People who work in the following industries are particularly at risk:
* stone masonry and stone cutting - especially with sandstone
* construction and demolition - as a result of exposure to concrete and paving materials
* pottery, ceramics and glass manufacturing
* mining and quarrying
* sand blasting
3. Noise, dust and light pollution
The area under consideration is extremely flat with no natural noise, light or dust barriers. The entire site will be visible to the majority of the residents of Marham due to Marham being on higher ground than the proposed site. Screening will, therefore, be ineffective or so tall as to block all views across the Fen from both Marham and Shouldham. There is no Bunding large enough to provide a barrier against the noise and light pollution this work will cause. The noise, dust and light pollution from the estimated 11 hour day land stripping and 24 hour a day 7 days a week dredging is totally unacceptable.
4. Access to site
The local road network is poor and insufficient for such a project. I believe there is a possibility of installing an overland pipeline from this site to transport the sand for processing after wet dredging but no allowance has been made for the heavy duty equipment necessary for land stripping to prepare the site for each new dredge. Neither has consideration been given to the lack of appropriate roads for the necessary plant and HGV that would be required to transport the raw material to the Leziate processing plant should it be decided to dry dredge the site instead.
5. The Water Table/ Flood plain
a. The majority of the land under review is currently part of a HIGH RISK flood plain. The plan by Sibelco is to flood this area in order to dredge the sand. This will only increase the chance of future flooding in the area in the absence of the flood plain. Any Bunding and piles of surface soil and clay will only reduce the natural flow of water and increase the risk of flooding further.
b. Anglian Water have a sewage pumping station in close proximity to the site. They also have a number of bore holes across Marham Fen for the extraction of clean water. How will these be affected by the plan?
c. Concerns have already been expressed and documented by the Council on a restoration plan after the 20 year period involving the creation of a lake and wetlands. The concern is the increase in birds and wild fowl resulting in potential bird strikes on aircraft in close proximity to RAF Marham, with the risk of a major catastrophe from an aircraft crashing into a local built up area. The initial flooding of the land tor the dredging will also cause this issue.
6. Value to the community.
a. What is the value of such a project to the local community and Britain? Sibelco is not a British company, its head offices are based in Belgium.
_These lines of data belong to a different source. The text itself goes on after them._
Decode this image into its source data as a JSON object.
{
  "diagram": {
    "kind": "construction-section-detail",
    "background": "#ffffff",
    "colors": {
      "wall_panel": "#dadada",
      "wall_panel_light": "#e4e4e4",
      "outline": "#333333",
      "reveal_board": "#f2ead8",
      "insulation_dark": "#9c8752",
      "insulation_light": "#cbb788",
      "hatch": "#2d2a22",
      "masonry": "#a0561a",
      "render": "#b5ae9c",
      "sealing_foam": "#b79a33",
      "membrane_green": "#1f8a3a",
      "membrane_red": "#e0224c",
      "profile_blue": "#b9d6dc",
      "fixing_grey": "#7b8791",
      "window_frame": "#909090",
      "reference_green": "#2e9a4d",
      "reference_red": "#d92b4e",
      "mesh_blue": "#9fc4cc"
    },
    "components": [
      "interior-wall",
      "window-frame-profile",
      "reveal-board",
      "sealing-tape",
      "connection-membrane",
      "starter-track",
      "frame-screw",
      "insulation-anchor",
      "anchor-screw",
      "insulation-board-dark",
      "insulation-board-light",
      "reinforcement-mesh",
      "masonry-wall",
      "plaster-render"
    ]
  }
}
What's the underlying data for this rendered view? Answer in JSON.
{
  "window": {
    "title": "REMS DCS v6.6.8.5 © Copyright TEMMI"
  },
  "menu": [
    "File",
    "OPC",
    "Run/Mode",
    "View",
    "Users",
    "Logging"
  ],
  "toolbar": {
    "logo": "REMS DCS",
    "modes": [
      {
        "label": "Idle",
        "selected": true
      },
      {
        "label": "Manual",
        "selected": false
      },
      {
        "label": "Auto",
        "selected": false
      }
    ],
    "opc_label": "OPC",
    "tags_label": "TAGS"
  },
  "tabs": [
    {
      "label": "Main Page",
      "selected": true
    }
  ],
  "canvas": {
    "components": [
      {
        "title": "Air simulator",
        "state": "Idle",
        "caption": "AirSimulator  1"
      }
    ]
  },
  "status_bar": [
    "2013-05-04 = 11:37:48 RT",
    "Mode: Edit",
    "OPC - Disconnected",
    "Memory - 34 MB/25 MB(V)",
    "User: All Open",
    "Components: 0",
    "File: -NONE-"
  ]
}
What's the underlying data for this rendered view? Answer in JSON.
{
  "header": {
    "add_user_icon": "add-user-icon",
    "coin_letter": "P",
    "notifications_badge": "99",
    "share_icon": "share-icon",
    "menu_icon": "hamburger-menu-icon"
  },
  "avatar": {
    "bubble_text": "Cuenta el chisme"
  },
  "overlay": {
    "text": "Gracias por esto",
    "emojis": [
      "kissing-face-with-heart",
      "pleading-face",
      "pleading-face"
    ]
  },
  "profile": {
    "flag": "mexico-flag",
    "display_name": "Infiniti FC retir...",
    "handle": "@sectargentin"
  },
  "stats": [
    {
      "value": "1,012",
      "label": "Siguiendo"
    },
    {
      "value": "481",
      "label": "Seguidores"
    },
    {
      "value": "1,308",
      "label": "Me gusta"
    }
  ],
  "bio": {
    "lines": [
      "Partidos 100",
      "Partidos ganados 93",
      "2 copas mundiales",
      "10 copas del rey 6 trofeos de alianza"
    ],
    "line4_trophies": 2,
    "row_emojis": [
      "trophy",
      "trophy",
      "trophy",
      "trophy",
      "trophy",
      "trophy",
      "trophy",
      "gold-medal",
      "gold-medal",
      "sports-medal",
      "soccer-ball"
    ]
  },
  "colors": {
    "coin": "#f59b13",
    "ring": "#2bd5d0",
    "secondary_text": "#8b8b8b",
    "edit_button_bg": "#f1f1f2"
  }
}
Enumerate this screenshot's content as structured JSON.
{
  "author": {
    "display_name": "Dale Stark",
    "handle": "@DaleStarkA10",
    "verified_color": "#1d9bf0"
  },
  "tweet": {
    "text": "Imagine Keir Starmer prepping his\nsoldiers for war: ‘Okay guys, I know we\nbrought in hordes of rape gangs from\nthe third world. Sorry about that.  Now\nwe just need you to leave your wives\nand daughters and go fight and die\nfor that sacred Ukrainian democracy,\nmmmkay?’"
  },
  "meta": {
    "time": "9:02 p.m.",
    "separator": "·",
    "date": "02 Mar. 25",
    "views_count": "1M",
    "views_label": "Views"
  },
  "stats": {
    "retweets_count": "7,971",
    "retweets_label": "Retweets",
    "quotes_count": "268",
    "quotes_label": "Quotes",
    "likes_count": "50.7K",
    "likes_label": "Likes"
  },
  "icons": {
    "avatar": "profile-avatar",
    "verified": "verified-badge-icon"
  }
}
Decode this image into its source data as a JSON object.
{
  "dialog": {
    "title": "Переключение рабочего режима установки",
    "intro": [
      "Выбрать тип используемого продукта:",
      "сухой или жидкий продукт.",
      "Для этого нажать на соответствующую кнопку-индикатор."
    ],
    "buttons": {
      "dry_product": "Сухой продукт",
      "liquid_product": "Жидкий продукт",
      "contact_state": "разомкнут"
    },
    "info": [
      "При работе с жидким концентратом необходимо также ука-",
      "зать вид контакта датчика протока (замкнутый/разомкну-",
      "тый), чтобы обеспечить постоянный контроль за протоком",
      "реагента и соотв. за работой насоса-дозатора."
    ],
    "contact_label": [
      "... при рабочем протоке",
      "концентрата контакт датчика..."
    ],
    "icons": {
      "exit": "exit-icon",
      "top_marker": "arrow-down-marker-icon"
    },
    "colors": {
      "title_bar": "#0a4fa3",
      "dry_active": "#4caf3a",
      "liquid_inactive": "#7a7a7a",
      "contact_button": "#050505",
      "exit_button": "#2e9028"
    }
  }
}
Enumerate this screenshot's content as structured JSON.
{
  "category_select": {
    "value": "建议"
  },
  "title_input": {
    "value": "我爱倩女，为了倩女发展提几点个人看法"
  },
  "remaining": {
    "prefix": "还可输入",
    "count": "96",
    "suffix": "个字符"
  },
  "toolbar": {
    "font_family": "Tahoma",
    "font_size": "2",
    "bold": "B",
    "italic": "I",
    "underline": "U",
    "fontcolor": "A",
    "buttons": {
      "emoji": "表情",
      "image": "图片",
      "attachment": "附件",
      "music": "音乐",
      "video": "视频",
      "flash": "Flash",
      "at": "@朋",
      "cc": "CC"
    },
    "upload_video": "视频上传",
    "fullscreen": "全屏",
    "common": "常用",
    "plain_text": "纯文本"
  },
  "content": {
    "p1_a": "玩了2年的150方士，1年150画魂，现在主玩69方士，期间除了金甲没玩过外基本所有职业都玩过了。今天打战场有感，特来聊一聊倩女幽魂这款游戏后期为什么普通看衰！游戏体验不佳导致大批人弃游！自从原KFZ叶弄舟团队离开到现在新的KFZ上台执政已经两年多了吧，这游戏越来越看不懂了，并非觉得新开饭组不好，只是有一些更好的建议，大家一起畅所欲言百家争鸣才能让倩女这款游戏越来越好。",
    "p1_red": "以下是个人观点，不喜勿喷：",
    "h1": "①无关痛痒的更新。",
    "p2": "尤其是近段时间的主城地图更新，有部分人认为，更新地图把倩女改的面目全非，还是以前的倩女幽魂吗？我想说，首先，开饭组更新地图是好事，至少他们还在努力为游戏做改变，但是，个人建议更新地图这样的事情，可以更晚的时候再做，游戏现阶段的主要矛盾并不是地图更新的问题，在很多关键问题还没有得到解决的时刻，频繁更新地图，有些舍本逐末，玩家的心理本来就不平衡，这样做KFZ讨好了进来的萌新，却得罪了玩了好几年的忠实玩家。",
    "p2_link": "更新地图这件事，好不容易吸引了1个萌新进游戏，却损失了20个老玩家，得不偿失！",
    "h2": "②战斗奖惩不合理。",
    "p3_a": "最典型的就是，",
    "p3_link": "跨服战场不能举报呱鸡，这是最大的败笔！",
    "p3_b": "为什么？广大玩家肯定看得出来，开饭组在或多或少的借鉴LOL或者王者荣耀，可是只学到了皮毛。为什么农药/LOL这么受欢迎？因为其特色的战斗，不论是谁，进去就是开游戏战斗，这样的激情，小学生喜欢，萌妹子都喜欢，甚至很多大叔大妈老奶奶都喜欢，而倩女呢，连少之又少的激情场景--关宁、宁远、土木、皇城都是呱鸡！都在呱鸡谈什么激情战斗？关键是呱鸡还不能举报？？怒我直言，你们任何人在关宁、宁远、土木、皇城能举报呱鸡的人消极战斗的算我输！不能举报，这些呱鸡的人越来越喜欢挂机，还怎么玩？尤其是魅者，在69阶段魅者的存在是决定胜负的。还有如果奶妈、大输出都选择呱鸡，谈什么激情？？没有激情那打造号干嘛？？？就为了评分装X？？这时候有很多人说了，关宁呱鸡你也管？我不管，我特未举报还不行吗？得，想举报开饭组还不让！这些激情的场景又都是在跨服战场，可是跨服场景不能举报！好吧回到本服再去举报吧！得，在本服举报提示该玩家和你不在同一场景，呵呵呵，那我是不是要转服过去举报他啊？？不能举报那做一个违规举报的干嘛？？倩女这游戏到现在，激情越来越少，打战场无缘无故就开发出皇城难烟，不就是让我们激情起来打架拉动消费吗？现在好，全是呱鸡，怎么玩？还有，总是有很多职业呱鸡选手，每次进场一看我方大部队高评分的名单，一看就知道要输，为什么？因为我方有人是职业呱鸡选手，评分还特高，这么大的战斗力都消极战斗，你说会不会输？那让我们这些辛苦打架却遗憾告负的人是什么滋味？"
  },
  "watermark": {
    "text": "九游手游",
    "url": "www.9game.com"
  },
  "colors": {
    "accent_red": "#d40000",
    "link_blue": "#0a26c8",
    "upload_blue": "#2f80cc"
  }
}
The value of this type of sand is extremely high and profits made from the sale of this material will be of great value to BELGIUM and not the UK.
b. There will also be no job benefits to the local community as the manpower required to run the planned dredging operations is less than the current services of those working the land. There will therefore be a reduction in jobs and absolutely no value or benefit of such a scheme to the local community.
This site will significantly reduce the value of properties in and around Marham and Shouldham for at least 28 years. Who wants to live near and look at a Silica sand extraction plant that will be in opened from 2026 and in operation for at least 20 years, possibly longer?
Please accept the above points as a formal objection to the proposed silica sand extraction site SIL 02 proposed by Sibelco UK Ltd